Basically, bruxism is a habit of your body, not really you. When you’re dazing off into space or when you’re slumbering peacefully, your body will set your teeth and jaw into motion with grinding or clenching of the jaw. This can wear down and cause damage to your teeth, but may not be serious enough to notice.
What Causes Bruxism?
Bruxism can be caused by a number of triggers. It can be caused by stress, trauma, allergic reactions andseveral medical ailments. Sometimes eliminating the trigger will get rid of the bruxism, but not always. Because bruxism is a habit, your body may not be as quick to shed it as it was to start it. If there’s noticeable abrasion on your teeth, your dentist will be sure to let you know and will most likely discuss what it could be. The only problem is that there are several ways your teeth can be worn down, making it difficult to determine if the damage is caused by bruxism.
The best way to test for bruxism is measuring the electrical signals that are sent down to your jaw and mouth while you’re sleeping. This can be tested in a sleep lab, where they will monitor your sleeping patterns to determine if you have a sleeping disorder.
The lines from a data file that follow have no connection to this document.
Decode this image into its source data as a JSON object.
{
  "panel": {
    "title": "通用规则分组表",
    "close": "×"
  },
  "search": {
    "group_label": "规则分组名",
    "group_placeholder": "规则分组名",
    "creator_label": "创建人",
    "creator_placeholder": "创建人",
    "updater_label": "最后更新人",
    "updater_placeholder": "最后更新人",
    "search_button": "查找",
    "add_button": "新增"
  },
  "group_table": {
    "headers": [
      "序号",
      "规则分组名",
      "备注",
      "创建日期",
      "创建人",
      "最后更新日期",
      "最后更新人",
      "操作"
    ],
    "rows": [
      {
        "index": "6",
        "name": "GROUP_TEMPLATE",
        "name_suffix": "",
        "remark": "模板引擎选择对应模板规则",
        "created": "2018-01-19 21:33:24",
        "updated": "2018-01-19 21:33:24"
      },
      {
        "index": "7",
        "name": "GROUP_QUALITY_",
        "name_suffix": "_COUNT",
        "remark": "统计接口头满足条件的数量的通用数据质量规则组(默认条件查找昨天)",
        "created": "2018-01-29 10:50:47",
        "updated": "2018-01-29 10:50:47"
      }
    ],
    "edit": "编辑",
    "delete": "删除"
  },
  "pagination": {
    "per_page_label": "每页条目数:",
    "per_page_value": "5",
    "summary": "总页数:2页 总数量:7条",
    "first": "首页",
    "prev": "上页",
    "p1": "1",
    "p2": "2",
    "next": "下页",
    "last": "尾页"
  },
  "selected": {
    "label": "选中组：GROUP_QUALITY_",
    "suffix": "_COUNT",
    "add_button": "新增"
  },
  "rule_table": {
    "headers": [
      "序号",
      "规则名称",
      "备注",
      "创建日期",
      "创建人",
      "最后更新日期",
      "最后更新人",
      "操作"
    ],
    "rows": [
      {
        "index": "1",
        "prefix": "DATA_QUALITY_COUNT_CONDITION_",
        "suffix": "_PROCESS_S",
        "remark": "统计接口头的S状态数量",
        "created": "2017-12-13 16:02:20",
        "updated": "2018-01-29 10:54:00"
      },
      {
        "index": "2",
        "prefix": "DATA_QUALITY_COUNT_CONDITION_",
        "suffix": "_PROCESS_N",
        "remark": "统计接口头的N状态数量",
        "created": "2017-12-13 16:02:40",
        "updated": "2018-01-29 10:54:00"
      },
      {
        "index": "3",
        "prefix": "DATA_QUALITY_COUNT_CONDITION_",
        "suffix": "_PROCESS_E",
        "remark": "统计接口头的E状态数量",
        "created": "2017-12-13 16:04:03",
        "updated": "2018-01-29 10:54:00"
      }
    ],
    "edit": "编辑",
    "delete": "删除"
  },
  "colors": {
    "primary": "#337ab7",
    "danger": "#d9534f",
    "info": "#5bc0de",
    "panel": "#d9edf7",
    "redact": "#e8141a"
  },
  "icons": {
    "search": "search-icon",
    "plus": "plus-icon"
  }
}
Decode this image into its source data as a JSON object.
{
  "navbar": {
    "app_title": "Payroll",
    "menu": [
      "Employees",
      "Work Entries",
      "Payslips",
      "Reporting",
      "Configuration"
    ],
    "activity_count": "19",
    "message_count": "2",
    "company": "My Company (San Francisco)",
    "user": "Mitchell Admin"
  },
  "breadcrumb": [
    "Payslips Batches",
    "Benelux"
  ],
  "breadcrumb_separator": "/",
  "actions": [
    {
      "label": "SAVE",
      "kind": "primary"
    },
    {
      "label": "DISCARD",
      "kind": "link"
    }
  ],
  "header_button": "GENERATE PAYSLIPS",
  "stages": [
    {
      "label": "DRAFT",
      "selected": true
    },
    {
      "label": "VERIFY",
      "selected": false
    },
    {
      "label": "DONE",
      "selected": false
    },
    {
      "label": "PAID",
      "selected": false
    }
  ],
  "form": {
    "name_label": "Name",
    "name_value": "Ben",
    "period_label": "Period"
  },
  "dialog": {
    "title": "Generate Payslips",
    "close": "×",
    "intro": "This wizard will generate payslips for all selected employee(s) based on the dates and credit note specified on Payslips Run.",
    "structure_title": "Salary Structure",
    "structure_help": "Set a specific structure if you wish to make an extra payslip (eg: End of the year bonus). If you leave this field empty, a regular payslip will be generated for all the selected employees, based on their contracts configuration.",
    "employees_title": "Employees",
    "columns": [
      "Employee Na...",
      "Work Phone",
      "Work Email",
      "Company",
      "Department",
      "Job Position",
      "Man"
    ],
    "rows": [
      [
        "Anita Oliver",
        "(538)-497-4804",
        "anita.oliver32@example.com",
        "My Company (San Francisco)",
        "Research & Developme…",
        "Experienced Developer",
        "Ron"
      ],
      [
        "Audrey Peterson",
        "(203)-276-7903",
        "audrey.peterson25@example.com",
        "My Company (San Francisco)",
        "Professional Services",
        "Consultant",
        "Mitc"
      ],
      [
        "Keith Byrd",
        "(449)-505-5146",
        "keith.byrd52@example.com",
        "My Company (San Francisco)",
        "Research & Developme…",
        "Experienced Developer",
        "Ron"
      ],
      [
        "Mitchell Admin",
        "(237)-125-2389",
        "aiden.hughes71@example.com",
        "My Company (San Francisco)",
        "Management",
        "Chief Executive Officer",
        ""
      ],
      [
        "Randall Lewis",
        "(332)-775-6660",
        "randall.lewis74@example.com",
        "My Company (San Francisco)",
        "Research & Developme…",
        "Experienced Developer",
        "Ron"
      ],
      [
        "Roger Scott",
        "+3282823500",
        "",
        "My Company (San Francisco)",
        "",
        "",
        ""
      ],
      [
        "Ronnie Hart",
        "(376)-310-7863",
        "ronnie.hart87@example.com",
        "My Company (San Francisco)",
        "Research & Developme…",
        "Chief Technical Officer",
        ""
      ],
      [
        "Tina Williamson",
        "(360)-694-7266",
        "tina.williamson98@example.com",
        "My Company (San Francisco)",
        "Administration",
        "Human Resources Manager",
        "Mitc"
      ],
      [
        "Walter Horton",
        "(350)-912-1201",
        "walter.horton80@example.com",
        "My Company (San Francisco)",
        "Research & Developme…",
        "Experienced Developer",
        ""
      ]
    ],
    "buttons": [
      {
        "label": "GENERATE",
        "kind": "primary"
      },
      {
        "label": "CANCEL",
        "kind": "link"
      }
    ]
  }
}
Bruxism can also be diagnosed with the use of a biofeedback headband, which records how many clenching incidents you have per night as well as the total length of time you had clenching incidents. It helps get an idea of how severe the bruxism is and how much of it is grinding or clenching.
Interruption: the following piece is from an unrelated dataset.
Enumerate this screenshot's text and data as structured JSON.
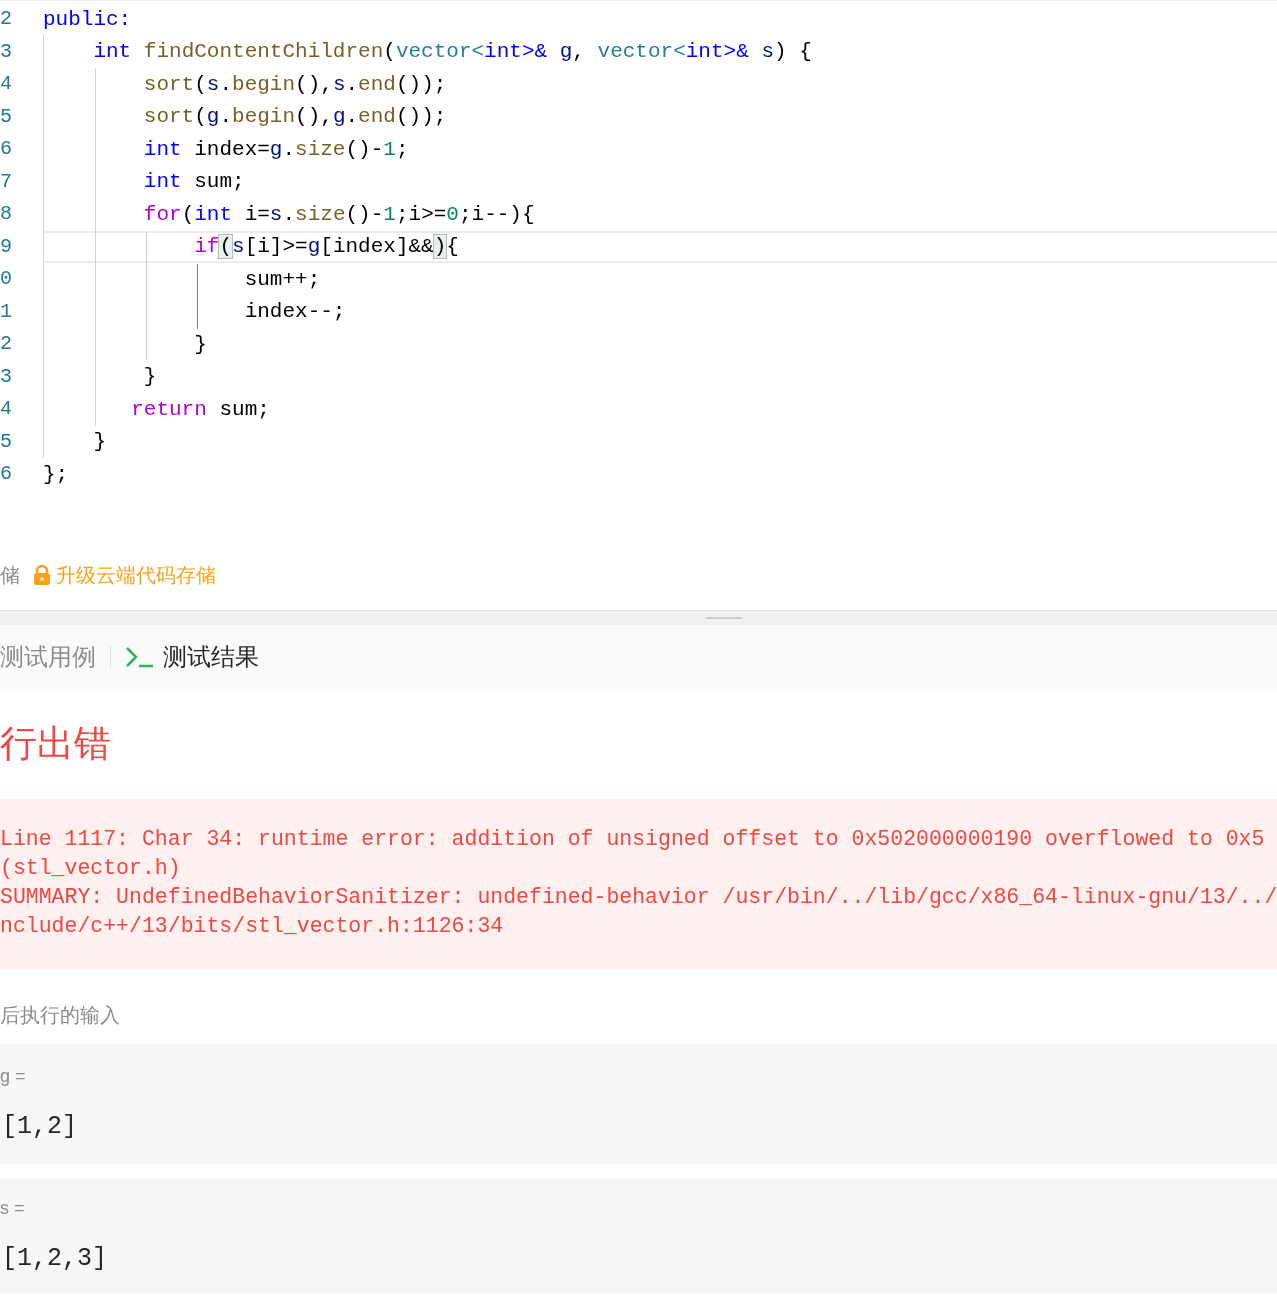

How to Treat Bruxism
In most cases, treatment isn’t needed, as bruxism doesn’t always develop into a severe case. If there isn’t any present or potential problematic damage, treatment is unnecessary. But, should the damage be bad enough, there are a few ways to go about treating it, sometimes depending on the situation and cause of the bruxism.
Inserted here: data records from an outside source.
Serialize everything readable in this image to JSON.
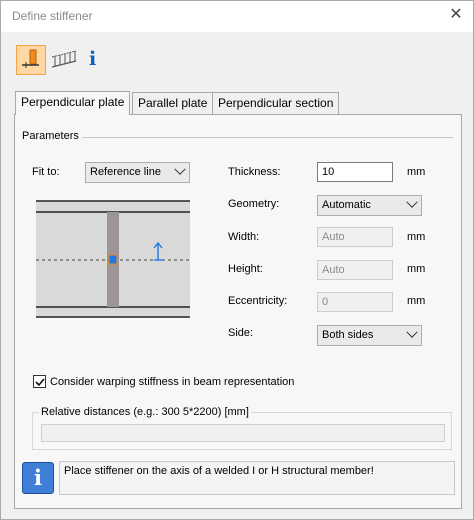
{
  "window": {
    "title": "Define stiffener",
    "close_glyph": "✕"
  },
  "toolbar": {
    "buttons": [
      {
        "icon": "perpendicular-stiffener-icon",
        "active": true
      },
      {
        "icon": "stiffener-series-icon",
        "active": false
      },
      {
        "icon": "info-icon",
        "glyph": "i",
        "active": false
      }
    ]
  },
  "tabs": [
    {
      "label": "Perpendicular plate",
      "active": true
    },
    {
      "label": "Parallel plate",
      "active": false
    },
    {
      "label": "Perpendicular section",
      "active": false
    }
  ],
  "parameters": {
    "group_label": "Parameters",
    "fit_to": {
      "label": "Fit to:",
      "value": "Reference line"
    },
    "thickness": {
      "label": "Thickness:",
      "value": "10",
      "unit": "mm"
    },
    "geometry": {
      "label": "Geometry:",
      "value": "Automatic"
    },
    "width": {
      "label": "Width:",
      "value": "Auto",
      "unit": "mm"
    },
    "height": {
      "label": "Height:",
      "value": "Auto",
      "unit": "mm"
    },
    "eccentricity": {
      "label": "Eccentricity:",
      "value": "0",
      "unit": "mm"
    },
    "side": {
      "label": "Side:",
      "value": "Both sides"
    }
  },
  "warping": {
    "label": "Consider warping stiffness in beam representation",
    "checked": true
  },
  "relative_distances": {
    "legend": "Relative distances (e.g.: 300 5*2200) [mm]",
    "value": ""
  },
  "message": {
    "icon_glyph": "i",
    "text": "Place stiffener on the axis of a welded I or H structural member!"
  },
  "colors": {
    "accent": "#1e78e6",
    "stiffener_plate": "#9c9594",
    "active_button_bg": "#ffd7a3"
  }
}
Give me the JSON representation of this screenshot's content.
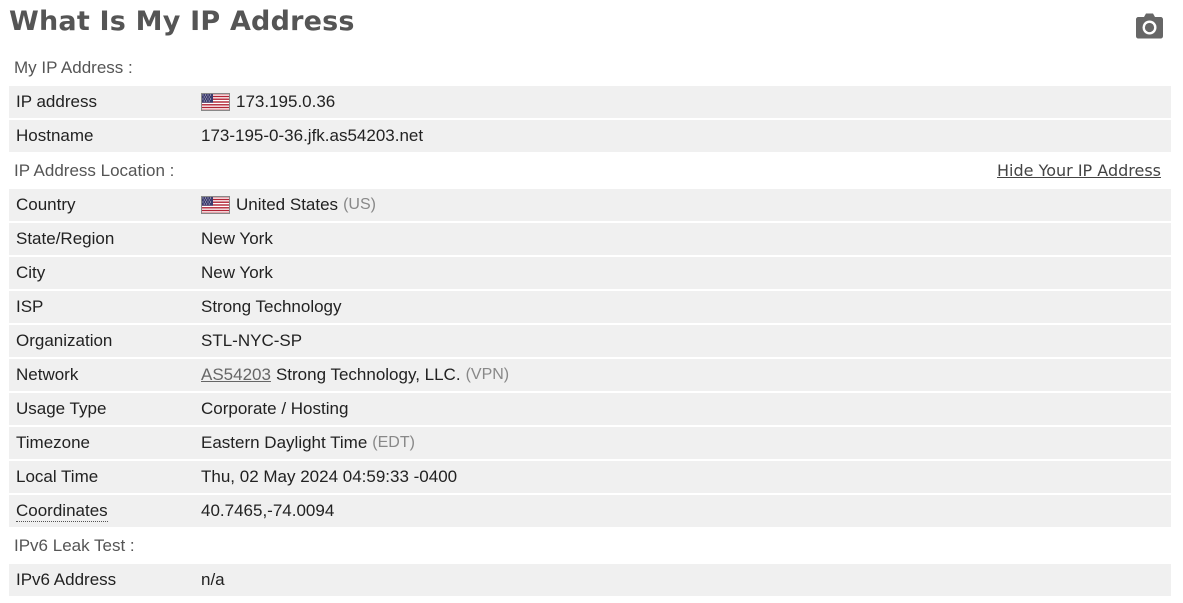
{
  "page": {
    "title": "What Is My IP Address",
    "camera_icon": "camera-icon"
  },
  "sections": {
    "my_ip": {
      "heading": "My IP Address :",
      "rows": {
        "ip": {
          "label": "IP address",
          "value": "173.195.0.36",
          "flag": "us-flag-icon"
        },
        "hostname": {
          "label": "Hostname",
          "value": "173-195-0-36.jfk.as54203.net"
        }
      }
    },
    "location": {
      "heading": "IP Address Location :",
      "hide_link": "Hide Your IP Address",
      "rows": {
        "country": {
          "label": "Country",
          "value": "United States",
          "extra": "(US)",
          "flag": "us-flag-icon"
        },
        "state": {
          "label": "State/Region",
          "value": "New York"
        },
        "city": {
          "label": "City",
          "value": "New York"
        },
        "isp": {
          "label": "ISP",
          "value": "Strong Technology"
        },
        "organization": {
          "label": "Organization",
          "value": "STL-NYC-SP"
        },
        "network": {
          "label": "Network",
          "asn_link": "AS54203",
          "value": "Strong Technology, LLC.",
          "extra": "(VPN)"
        },
        "usage": {
          "label": "Usage Type",
          "value": "Corporate / Hosting"
        },
        "timezone": {
          "label": "Timezone",
          "value": "Eastern Daylight Time",
          "extra": "(EDT)"
        },
        "local_time": {
          "label": "Local Time",
          "value": "Thu, 02 May 2024 04:59:33 -0400"
        },
        "coordinates": {
          "label": "Coordinates",
          "value": "40.7465,-74.0094"
        }
      }
    },
    "ipv6": {
      "heading": "IPv6 Leak Test :",
      "rows": {
        "ipv6_address": {
          "label": "IPv6 Address",
          "value": "n/a"
        }
      }
    }
  },
  "colors": {
    "row_background": "#f0f0f0",
    "title_text": "#555555",
    "muted_text": "#888888"
  }
}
- Mouth Guards: You could easily purchase a mouth guard over the counter or you could have a custom mouth guard made by your dentist. It can help protect your teeth from abrasion and damage, but, over time, they can dislodge from their proper placement. In some cases, they can also worsen a person’s bruxism.
- Splints: Splints are a dental appliance most often made of hard acrylic and fit snuggly on your upper and lower teeth. They’re a little more expensive than mouth guards and are made in either the dental office or laboratory. Your dentist can determine if splints are necessary for your bruxism and if they’re they best option for you and your situation.
- Stress Management: If you’ve determined that your bruxism is caused by stress, you may be able to better your bruxism by seeking professional counseling or participating in activities to reduce stress. Exercise and meditation are helpful practices that will reduce anxiety and stress, which may also reduce the severity of your bruxism.
- Behavior Therapy: As soon as you’re diagnosed with bruxism, you may be able to train your body to break the habit by constantly practicing the proper position for your mouth and jaw. Whenever you can, focus on letting your tongue rest on the roof of your mouth with your teeth slightly apart and your lips closed. It can help your body stop clenching your jaw and grinding your teeth habitually. When you’re in for your next dental checkup, go ahead and ask your dentist what the best position is for your mouth and jaw.
- Biofeedback: Biofeedback can help you change your body’s habit through a series of monitoring procedures and equipment that will help you learn how to conquer your body’s involuntary actions. This is especially helpful if you’re having difficulty breaking the habit yourself, giving you the extra push you need to stop grinding your teeth.
- Medication and Botox: There aren’t really any medications that can help with bruxism. A muscle relaxant may help, but it’s best to talk to your doctor about it to be sure it’s a proper treatment for your bruxism. Sometimes, bruxism is a side effect of other medications and your doctor may prescribe an alternative medication to stop your bruxism. Botox have been seen to help people who have severe cases of bruxism, but it requires more research to be confirmed as a proper and effective treatment.